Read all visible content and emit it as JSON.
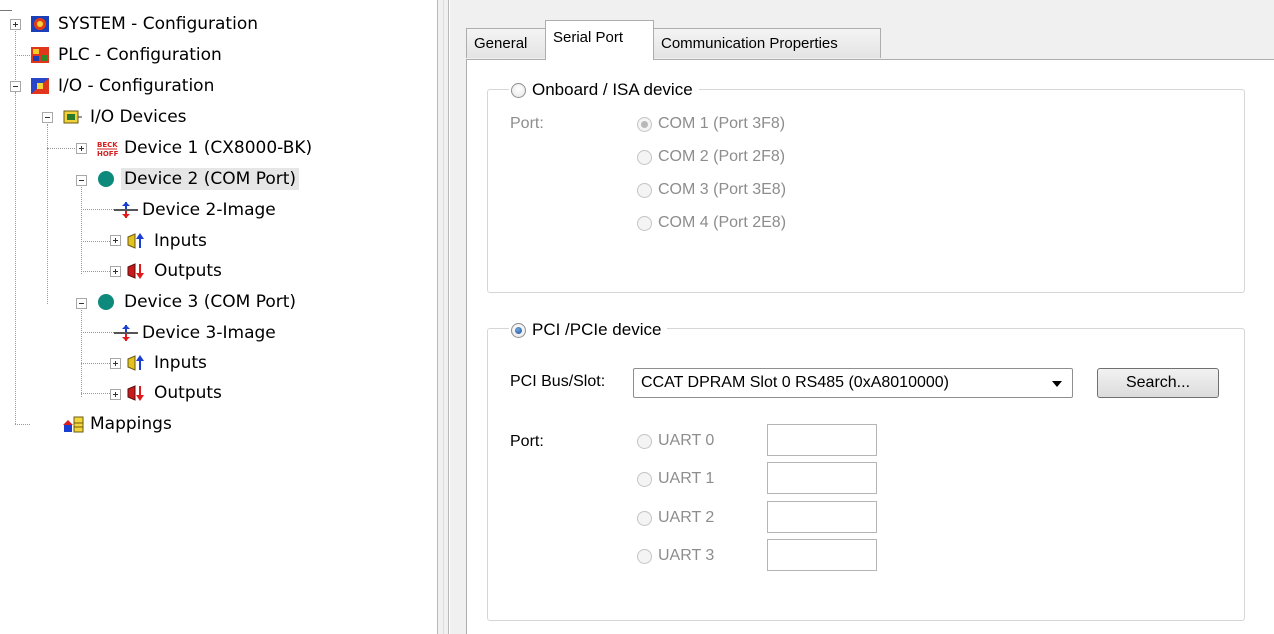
{
  "tree": {
    "system": "SYSTEM - Configuration",
    "plc": "PLC - Configuration",
    "io": "I/O - Configuration",
    "io_devices": "I/O Devices",
    "device1": "Device 1 (CX8000-BK)",
    "device1_logo": "BECKHOFF",
    "device2": "Device 2 (COM Port)",
    "device2_image": "Device 2-Image",
    "device2_inputs": "Inputs",
    "device2_outputs": "Outputs",
    "device3": "Device 3 (COM Port)",
    "device3_image": "Device 3-Image",
    "device3_inputs": "Inputs",
    "device3_outputs": "Outputs",
    "mappings": "Mappings"
  },
  "tabs": [
    "General",
    "Serial Port",
    "Communication Properties"
  ],
  "onboard": {
    "legend": "Onboard / ISA device",
    "port_label": "Port:",
    "options": [
      "COM 1 (Port 3F8)",
      "COM 2 (Port 2F8)",
      "COM 3 (Port 3E8)",
      "COM 4 (Port 2E8)"
    ],
    "selected_index": 0
  },
  "pci": {
    "legend": "PCI /PCIe device",
    "bus_label": "PCI Bus/Slot:",
    "bus_value": "CCAT DPRAM Slot 0 RS485 (0xA8010000)",
    "search_button": "Search...",
    "port_label": "Port:",
    "uarts": [
      "UART 0",
      "UART 1",
      "UART 2",
      "UART 3"
    ],
    "uart_values": [
      "",
      "",
      "",
      ""
    ]
  },
  "colors": {
    "accent": "#1f4e9a",
    "disabled_text": "#8d8d8d",
    "panel_bg": "#f0f0f0",
    "selection": "#e6e6e6"
  }
}
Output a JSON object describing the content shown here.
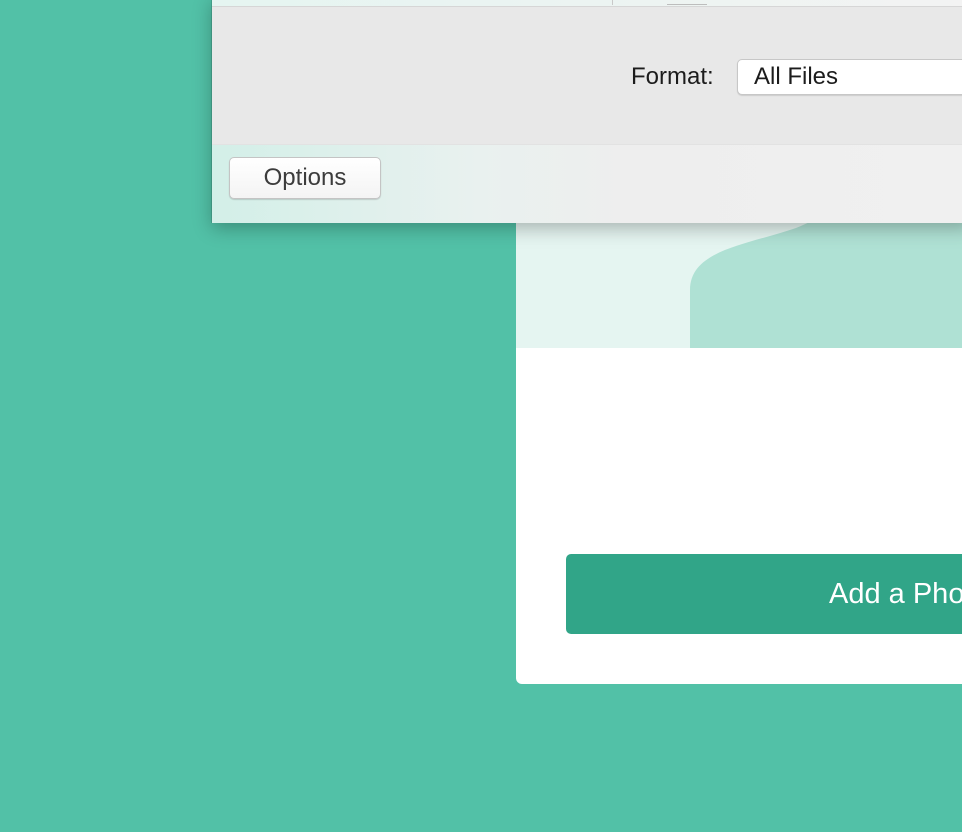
{
  "dialog": {
    "format_label": "Format:",
    "format_value": "All Files",
    "options_label": "Options"
  },
  "page": {
    "add_photo_label": "Add a Photo"
  },
  "colors": {
    "background": "#52c1a7",
    "primary_button": "#31a588",
    "card_header": "#e5f5f1",
    "wave": "#afe1d4"
  }
}
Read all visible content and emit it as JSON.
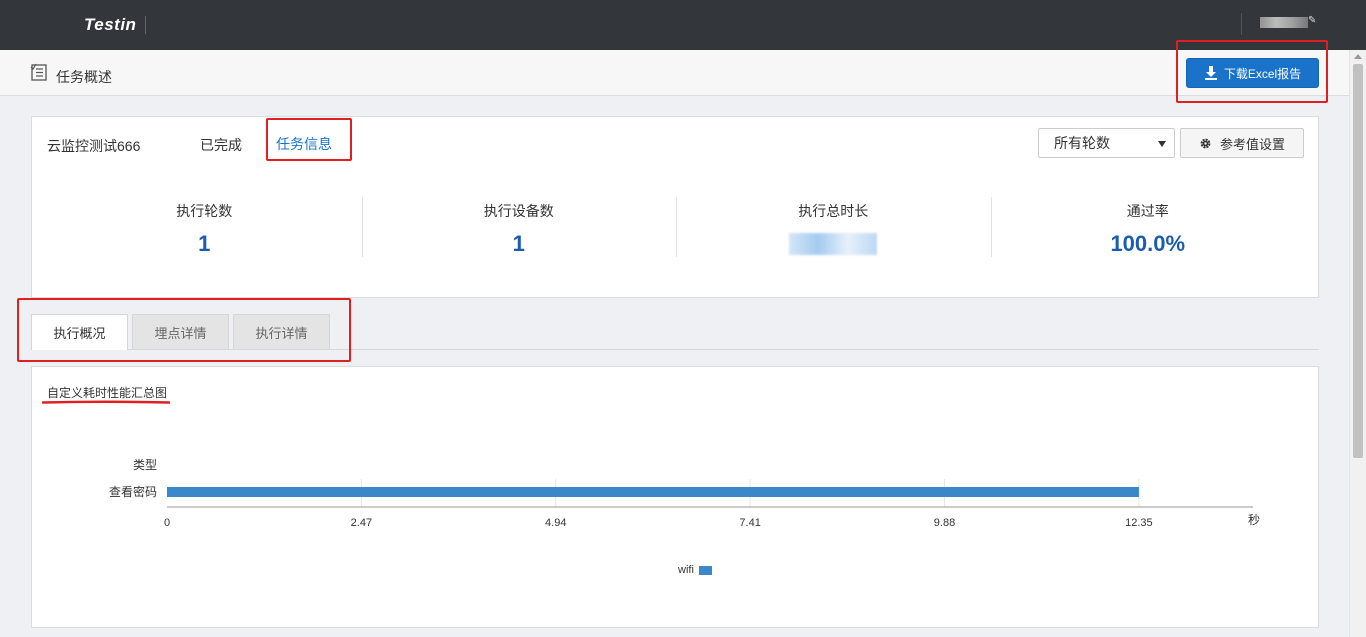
{
  "app": {
    "logo": "Testin"
  },
  "header": {
    "title": "任务概述",
    "download_label": "下载Excel报告"
  },
  "task": {
    "name": "云监控测试666",
    "status": "已完成",
    "info_link": "任务信息",
    "rounds_selected": "所有轮数",
    "ref_button_label": "参考值设置"
  },
  "stats": [
    {
      "label": "执行轮数",
      "value": "1"
    },
    {
      "label": "执行设备数",
      "value": "1"
    },
    {
      "label": "执行总时长",
      "value": ""
    },
    {
      "label": "通过率",
      "value": "100.0%"
    }
  ],
  "tabs": [
    {
      "label": "执行概况",
      "active": true
    },
    {
      "label": "埋点详情",
      "active": false
    },
    {
      "label": "执行详情",
      "active": false
    }
  ],
  "chart_data": {
    "type": "bar",
    "orientation": "horizontal",
    "title": "自定义耗时性能汇总图",
    "ylabel": "类型",
    "xlabel": "",
    "x_unit": "秒",
    "categories": [
      "查看密码"
    ],
    "series": [
      {
        "name": "wifi",
        "values": [
          12.35
        ],
        "color": "#3a87c9"
      }
    ],
    "xticks": [
      0,
      2.47,
      4.94,
      7.41,
      9.88,
      12.35
    ],
    "xlim": [
      0,
      13.8
    ],
    "grid": true,
    "legend": "bottom"
  },
  "colors": {
    "accent": "#1a73c9",
    "topbar": "#33373b",
    "highlight": "#e02020"
  }
}
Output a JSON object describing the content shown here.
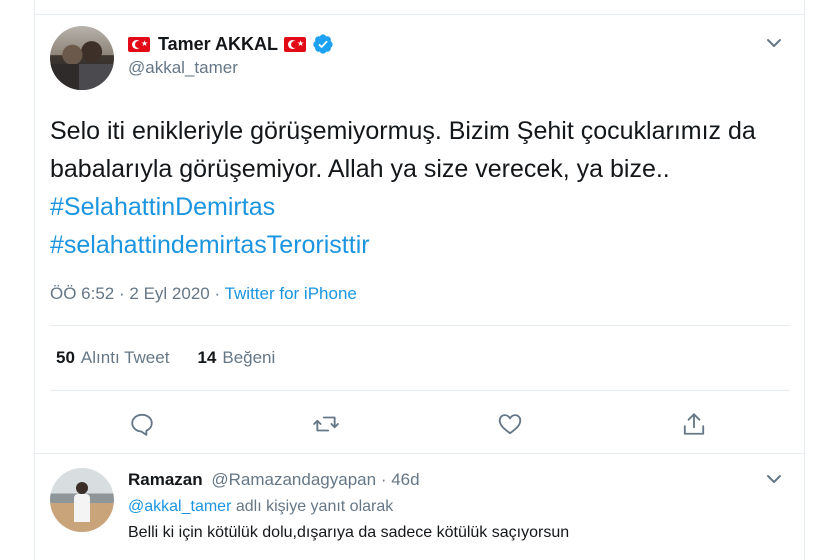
{
  "tweet": {
    "display_name": "Tamer AKKAL",
    "handle": "@akkal_tamer",
    "text_plain": "Selo iti enikleriyle görüşemiyormuş. Bizim Şehit çocuklarımız da babalarıyla görüşemiyor. Allah ya size verecek, ya bize.. ",
    "hashtag_1": "#SelahattinDemirtas",
    "hashtag_2": "#selahattindemirtasTeroristtir",
    "time": "ÖÖ 6:52",
    "date": "2 Eyl 2020",
    "separator": "·",
    "source": "Twitter for iPhone",
    "quote_count": "50",
    "quote_label": "Alıntı Tweet",
    "like_count": "14",
    "like_label": "Beğeni"
  },
  "icons": {
    "flag": "turkey-flag-icon",
    "verified": "verified-badge-icon",
    "more": "chevron-down-icon",
    "reply": "reply-icon",
    "retweet": "retweet-icon",
    "like": "heart-icon",
    "share": "share-icon"
  },
  "reply": {
    "display_name": "Ramazan",
    "handle": "@Ramazandagyapan",
    "separator": "·",
    "age": "46d",
    "reply_mention": "@akkal_tamer",
    "reply_suffix": "adlı kişiye yanıt olarak",
    "text": "Belli ki için kötülük dolu,dışarıya da sadece kötülük saçıyorsun"
  },
  "colors": {
    "link": "#1b95e0",
    "secondary_text": "#657786",
    "primary_text": "#14171a",
    "flag_red": "#e30a17",
    "border": "#e6ecf0"
  }
}
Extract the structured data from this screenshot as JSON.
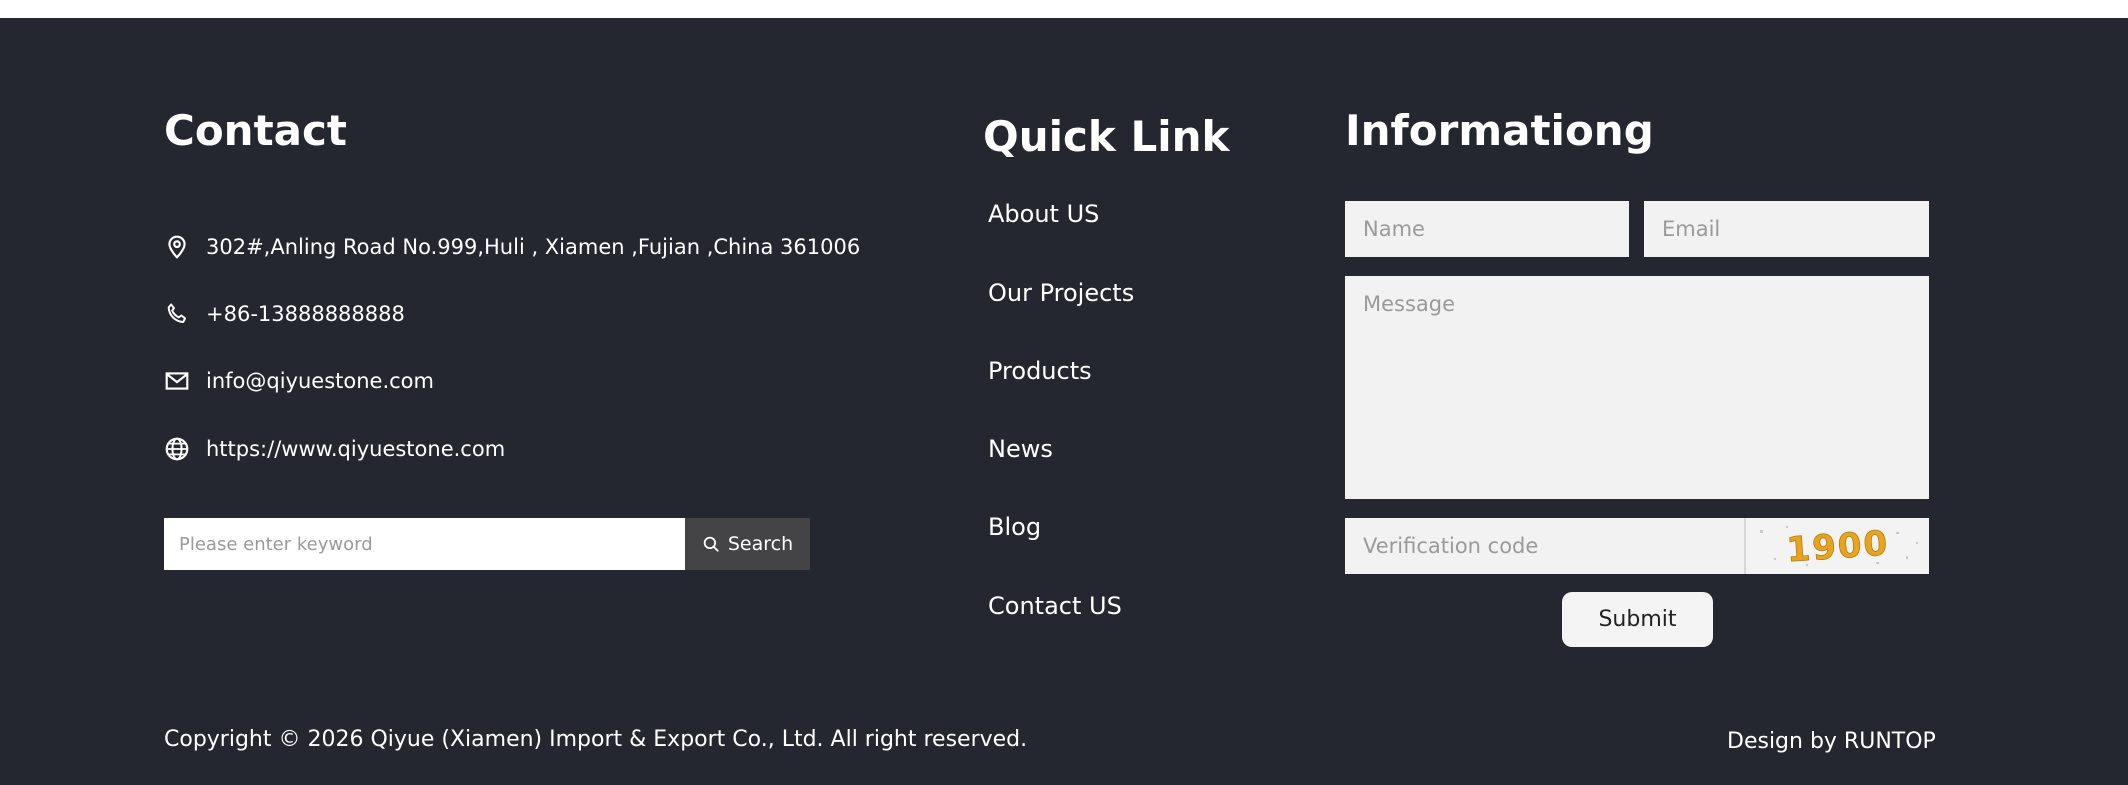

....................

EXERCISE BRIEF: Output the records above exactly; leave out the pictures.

RESULT OF THIS EXERCISE:
Read all visible content and emit it as JSON.
{
  "tree": {
    "system": "SYSTEM - Configuration",
    "plc": "PLC - Configuration",
    "io": "I/O - Configuration",
    "io_devices": "I/O Devices",
    "device1": "Device 1 (CX8000-BK)",
    "device1_logo": "BECKHOFF",
    "device2": "Device 2 (COM Port)",
    "device2_image": "Device 2-Image",
    "device2_inputs": "Inputs",
    "device2_outputs": "Outputs",
    "device3": "Device 3 (COM Port)",
    "device3_image": "Device 3-Image",
    "device3_inputs": "Inputs",
    "device3_outputs": "Outputs",
    "mappings": "Mappings"
  },
  "tabs": [
    "General",
    "Serial Port",
    "Communication Properties"
  ],
  "onboard": {
    "legend": "Onboard / ISA device",
    "port_label": "Port:",
    "options": [
      "COM 1 (Port 3F8)",
      "COM 2 (Port 2F8)",
      "COM 3 (Port 3E8)",
      "COM 4 (Port 2E8)"
    ],
    "selected_index": 0
  },
  "pci": {
    "legend": "PCI /PCIe device",
    "bus_label": "PCI Bus/Slot:",
    "bus_value": "CCAT DPRAM Slot 0 RS485 (0xA8010000)",
    "search_button": "Search...",
    "port_label": "Port:",
    "uarts": [
      "UART 0",
      "UART 1",
      "UART 2",
      "UART 3"
    ],
    "uart_values": [
      "",
      "",
      "",
      ""
    ]
  },
  "colors": {
    "accent": "#1f4e9a",
    "disabled_text": "#8d8d8d",
    "panel_bg": "#f0f0f0",
    "selection": "#e6e6e6"
  }
}
Output a JSON object describing the content shown here.
{
  "dialog": {
    "format_label": "Format:",
    "format_value": "All Files",
    "options_label": "Options"
  },
  "page": {
    "add_photo_label": "Add a Photo"
  },
  "colors": {
    "background": "#52c1a7",
    "primary_button": "#31a588",
    "card_header": "#e5f5f1",
    "wave": "#afe1d4"
  }
}
Read all visible content and emit it as JSON.
{
  "app": {
    "logo": "Testin"
  },
  "header": {
    "title": "任务概述",
    "download_label": "下载Excel报告"
  },
  "task": {
    "name": "云监控测试666",
    "status": "已完成",
    "info_link": "任务信息",
    "rounds_selected": "所有轮数",
    "ref_button_label": "参考值设置"
  },
  "stats": [
    {
      "label": "执行轮数",
      "value": "1"
    },
    {
      "label": "执行设备数",
      "value": "1"
    },
    {
      "label": "执行总时长",
      "value": ""
    },
    {
      "label": "通过率",
      "value": "100.0%"
    }
  ],
  "tabs": [
    {
      "label": "执行概况",
      "active": true
    },
    {
      "label": "埋点详情",
      "active": false
    },
    {
      "label": "执行详情",
      "active": false
    }
  ],
  "chart_data": {
    "type": "bar",
    "orientation": "horizontal",
    "title": "自定义耗时性能汇总图",
    "ylabel": "类型",
    "xlabel": "",
    "x_unit": "秒",
    "categories": [
      "查看密码"
    ],
    "series": [
      {
        "name": "wifi",
        "values": [
          12.35
        ],
        "color": "#3a87c9"
      }
    ],
    "xticks": [
      0,
      2.47,
      4.94,
      7.41,
      9.88,
      12.35
    ],
    "xlim": [
      0,
      13.8
    ],
    "grid": true,
    "legend": "bottom"
  },
  "colors": {
    "accent": "#1a73c9",
    "topbar": "#33373b",
    "highlight": "#e02020"
  }
}
Output a JSON object describing the content shown here.
{
  "tweet": {
    "display_name": "Tamer AKKAL",
    "handle": "@akkal_tamer",
    "text_plain": "Selo iti enikleriyle görüşemiyormuş. Bizim Şehit çocuklarımız da babalarıyla görüşemiyor. Allah ya size verecek, ya bize.. ",
    "hashtag_1": "#SelahattinDemirtas",
    "hashtag_2": "#selahattindemirtasTeroristtir",
    "time": "ÖÖ 6:52",
    "date": "2 Eyl 2020",
    "separator": "·",
    "source": "Twitter for iPhone",
    "quote_count": "50",
    "quote_label": "Alıntı Tweet",
    "like_count": "14",
    "like_label": "Beğeni"
  },
  "icons": {
    "flag": "turkey-flag-icon",
    "verified": "verified-badge-icon",
    "more": "chevron-down-icon",
    "reply": "reply-icon",
    "retweet": "retweet-icon",
    "like": "heart-icon",
    "share": "share-icon"
  },
  "reply": {
    "display_name": "Ramazan",
    "handle": "@Ramazandagyapan",
    "separator": "·",
    "age": "46d",
    "reply_mention": "@akkal_tamer",
    "reply_suffix": "adlı kişiye yanıt olarak",
    "text": "Belli ki için kötülük dolu,dışarıya da sadece kötülük saçıyorsun"
  },
  "colors": {
    "link": "#1b95e0",
    "secondary_text": "#657786",
    "primary_text": "#14171a",
    "flag_red": "#e30a17",
    "border": "#e6ecf0"
  }
}
Extract the structured data from this screenshot as JSON.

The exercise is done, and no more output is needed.